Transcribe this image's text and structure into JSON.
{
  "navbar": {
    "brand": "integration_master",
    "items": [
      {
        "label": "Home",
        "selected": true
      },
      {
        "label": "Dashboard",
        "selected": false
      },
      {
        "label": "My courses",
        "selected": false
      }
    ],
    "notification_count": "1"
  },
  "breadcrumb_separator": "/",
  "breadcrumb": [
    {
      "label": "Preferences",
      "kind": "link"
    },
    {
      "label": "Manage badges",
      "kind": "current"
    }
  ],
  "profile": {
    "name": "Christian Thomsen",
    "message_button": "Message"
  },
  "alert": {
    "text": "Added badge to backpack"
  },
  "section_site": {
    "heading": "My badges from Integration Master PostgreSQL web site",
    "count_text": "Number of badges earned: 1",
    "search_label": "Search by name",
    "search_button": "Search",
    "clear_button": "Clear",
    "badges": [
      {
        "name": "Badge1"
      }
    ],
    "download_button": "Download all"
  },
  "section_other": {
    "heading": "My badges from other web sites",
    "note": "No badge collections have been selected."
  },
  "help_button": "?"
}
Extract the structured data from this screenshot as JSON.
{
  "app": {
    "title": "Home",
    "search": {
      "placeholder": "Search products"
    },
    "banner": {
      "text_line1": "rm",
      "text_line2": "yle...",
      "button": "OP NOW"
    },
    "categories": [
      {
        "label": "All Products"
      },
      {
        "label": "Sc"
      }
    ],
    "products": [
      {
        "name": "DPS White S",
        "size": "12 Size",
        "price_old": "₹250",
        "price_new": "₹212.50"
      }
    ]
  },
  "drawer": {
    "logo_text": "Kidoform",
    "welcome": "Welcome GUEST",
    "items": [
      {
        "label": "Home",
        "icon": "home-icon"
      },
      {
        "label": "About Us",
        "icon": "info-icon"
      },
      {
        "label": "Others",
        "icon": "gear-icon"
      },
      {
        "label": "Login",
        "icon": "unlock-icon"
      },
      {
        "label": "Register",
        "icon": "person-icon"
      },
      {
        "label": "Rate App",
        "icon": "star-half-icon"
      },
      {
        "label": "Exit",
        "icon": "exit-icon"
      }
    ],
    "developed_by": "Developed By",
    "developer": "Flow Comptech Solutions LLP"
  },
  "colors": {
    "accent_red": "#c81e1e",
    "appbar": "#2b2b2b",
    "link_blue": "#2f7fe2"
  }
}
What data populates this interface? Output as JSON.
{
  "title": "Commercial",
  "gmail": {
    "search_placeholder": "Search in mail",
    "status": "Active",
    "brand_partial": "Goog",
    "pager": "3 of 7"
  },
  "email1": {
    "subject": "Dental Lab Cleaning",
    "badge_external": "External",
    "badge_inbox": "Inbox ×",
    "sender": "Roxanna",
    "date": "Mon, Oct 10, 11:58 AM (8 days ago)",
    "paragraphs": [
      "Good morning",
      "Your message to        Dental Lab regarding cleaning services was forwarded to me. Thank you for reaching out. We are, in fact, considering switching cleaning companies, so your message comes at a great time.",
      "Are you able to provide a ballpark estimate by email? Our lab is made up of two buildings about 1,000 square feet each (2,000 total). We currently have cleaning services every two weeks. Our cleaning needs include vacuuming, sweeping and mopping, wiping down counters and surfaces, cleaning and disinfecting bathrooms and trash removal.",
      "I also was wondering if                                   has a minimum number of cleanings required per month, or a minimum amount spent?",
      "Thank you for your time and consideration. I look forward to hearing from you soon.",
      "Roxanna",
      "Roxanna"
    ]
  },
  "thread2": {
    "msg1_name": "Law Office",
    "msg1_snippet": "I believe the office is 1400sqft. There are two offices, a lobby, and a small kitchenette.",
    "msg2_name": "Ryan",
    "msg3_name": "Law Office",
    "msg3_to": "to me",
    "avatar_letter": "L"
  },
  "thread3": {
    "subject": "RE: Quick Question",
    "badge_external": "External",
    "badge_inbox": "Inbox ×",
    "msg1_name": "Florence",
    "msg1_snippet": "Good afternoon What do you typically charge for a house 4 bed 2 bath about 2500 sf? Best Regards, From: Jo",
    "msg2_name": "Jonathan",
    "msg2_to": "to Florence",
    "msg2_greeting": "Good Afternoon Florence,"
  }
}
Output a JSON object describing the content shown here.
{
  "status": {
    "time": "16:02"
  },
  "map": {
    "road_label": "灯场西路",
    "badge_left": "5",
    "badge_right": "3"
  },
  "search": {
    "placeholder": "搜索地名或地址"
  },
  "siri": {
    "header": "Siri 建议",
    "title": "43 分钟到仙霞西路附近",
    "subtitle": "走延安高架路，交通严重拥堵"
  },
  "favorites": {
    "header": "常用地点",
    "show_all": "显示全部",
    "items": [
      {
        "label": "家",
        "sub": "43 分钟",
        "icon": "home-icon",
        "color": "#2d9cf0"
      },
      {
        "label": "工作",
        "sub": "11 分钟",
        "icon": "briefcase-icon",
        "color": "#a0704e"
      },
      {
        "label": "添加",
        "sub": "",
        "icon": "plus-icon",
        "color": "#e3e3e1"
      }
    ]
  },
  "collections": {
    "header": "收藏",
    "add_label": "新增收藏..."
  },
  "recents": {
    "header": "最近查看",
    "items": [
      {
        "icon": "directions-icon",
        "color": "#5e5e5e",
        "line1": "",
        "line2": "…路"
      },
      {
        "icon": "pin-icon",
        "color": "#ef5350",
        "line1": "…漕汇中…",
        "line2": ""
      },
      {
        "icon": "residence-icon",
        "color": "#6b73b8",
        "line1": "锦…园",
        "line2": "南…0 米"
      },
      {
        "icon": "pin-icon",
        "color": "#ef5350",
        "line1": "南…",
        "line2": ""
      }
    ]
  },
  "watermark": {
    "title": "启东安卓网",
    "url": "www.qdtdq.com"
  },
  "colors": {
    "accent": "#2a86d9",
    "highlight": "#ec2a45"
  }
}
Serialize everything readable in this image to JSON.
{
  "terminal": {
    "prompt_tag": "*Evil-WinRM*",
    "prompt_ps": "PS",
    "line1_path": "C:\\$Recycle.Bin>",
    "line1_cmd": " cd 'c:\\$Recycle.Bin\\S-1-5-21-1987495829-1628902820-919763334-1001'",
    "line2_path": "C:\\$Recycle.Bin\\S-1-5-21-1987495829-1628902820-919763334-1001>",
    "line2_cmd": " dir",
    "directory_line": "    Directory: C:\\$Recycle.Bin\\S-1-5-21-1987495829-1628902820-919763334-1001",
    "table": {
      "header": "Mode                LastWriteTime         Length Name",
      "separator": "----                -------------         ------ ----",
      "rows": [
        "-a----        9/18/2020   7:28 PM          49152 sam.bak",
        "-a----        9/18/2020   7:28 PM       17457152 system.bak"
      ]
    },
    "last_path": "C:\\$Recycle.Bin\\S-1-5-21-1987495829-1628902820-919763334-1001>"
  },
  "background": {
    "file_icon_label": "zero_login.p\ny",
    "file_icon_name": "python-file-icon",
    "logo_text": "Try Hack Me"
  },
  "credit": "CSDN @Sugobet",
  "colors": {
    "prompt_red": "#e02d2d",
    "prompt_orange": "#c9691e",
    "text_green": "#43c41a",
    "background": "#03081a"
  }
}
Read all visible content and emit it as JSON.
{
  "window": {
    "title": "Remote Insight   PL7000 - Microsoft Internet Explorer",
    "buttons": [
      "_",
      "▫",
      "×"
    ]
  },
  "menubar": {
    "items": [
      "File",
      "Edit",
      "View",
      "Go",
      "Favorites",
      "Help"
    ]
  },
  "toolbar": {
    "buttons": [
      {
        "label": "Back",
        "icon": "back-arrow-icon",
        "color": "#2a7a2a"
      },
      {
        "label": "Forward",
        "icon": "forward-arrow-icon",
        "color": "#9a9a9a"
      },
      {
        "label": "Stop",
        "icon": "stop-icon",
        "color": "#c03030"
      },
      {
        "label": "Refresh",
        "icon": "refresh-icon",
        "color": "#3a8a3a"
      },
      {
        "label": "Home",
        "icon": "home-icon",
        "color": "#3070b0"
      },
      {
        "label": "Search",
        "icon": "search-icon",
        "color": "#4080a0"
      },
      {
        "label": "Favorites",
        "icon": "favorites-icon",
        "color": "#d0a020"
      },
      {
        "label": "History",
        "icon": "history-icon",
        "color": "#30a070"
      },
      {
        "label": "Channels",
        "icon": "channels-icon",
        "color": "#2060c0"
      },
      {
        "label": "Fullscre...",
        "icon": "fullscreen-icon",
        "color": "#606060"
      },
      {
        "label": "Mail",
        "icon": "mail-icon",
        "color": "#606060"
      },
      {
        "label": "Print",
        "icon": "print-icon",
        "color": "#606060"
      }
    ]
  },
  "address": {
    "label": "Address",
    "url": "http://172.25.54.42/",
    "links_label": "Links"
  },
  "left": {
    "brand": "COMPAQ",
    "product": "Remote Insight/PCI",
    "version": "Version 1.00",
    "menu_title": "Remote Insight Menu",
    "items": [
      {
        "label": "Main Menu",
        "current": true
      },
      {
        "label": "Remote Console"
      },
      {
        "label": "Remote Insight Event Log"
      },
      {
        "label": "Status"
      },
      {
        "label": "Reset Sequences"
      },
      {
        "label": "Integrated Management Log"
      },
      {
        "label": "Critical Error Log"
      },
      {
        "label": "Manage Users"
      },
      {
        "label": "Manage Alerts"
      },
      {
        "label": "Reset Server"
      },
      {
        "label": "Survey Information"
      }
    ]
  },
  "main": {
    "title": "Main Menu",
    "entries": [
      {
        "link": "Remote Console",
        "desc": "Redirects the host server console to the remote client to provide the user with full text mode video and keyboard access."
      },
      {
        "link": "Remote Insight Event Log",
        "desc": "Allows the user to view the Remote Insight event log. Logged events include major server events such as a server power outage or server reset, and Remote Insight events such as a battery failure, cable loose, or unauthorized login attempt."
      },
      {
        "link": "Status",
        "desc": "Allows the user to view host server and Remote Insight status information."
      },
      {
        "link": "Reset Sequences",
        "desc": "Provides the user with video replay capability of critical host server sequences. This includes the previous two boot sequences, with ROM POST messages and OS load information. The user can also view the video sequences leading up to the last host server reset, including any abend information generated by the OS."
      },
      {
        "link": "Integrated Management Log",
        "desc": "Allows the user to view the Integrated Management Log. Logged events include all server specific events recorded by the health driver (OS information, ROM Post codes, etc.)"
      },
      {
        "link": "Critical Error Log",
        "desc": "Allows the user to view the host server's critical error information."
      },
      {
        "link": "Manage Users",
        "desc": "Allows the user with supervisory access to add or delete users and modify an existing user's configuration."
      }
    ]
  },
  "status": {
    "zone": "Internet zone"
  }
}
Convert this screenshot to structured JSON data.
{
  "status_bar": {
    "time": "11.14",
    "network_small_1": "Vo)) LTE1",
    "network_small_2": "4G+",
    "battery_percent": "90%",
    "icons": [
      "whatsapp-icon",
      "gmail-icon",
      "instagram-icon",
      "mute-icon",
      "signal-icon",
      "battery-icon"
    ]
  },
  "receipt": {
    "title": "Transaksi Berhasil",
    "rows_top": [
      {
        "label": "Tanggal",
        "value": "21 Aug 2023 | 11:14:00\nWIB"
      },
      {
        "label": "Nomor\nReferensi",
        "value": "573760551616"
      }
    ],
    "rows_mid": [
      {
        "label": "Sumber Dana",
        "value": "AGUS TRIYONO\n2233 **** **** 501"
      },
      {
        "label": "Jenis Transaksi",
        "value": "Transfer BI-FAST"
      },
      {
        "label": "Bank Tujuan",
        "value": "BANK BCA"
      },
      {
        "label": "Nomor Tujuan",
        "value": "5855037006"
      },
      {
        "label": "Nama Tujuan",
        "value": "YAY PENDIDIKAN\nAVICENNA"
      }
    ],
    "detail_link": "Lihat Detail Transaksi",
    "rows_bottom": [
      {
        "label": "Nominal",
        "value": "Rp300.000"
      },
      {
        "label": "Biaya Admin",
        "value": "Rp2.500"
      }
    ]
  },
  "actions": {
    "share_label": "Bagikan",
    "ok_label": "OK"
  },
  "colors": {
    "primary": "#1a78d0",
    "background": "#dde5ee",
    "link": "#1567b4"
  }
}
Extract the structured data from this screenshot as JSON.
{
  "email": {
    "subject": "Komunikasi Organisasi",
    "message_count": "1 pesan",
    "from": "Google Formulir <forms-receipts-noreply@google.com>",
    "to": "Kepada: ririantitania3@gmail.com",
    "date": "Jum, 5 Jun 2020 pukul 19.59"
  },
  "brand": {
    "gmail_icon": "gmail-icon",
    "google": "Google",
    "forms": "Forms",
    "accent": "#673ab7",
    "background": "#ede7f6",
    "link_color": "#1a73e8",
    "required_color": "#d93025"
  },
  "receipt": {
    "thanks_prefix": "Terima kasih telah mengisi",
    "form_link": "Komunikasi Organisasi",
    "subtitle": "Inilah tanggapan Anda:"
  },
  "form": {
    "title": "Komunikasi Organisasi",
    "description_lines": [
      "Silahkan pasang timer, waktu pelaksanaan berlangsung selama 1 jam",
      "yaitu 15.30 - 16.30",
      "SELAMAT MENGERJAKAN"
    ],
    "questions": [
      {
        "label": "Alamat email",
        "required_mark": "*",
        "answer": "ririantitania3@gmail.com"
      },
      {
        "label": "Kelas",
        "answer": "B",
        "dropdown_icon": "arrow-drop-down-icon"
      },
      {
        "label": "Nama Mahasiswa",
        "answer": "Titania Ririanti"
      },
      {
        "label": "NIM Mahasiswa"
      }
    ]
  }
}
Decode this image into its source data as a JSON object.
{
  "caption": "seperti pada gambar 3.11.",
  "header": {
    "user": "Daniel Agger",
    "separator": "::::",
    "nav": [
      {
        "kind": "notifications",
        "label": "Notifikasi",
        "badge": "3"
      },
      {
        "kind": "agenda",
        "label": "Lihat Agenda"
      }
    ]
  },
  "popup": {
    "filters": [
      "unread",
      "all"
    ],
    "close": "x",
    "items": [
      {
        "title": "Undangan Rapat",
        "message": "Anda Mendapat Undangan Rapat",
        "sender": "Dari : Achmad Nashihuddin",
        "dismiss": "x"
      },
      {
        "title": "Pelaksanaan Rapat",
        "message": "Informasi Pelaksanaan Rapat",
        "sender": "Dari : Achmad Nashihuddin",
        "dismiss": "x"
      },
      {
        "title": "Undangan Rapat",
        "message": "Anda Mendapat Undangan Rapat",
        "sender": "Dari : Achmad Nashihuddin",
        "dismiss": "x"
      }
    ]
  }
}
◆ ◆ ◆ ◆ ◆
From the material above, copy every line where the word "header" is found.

### Completed task
    "header": "Siri 建议",
    "header": "常用地点",
    "header": "收藏",
    "header": "最近查看",
      "header": "Mode                LastWriteTime         Length Name",
  "header": {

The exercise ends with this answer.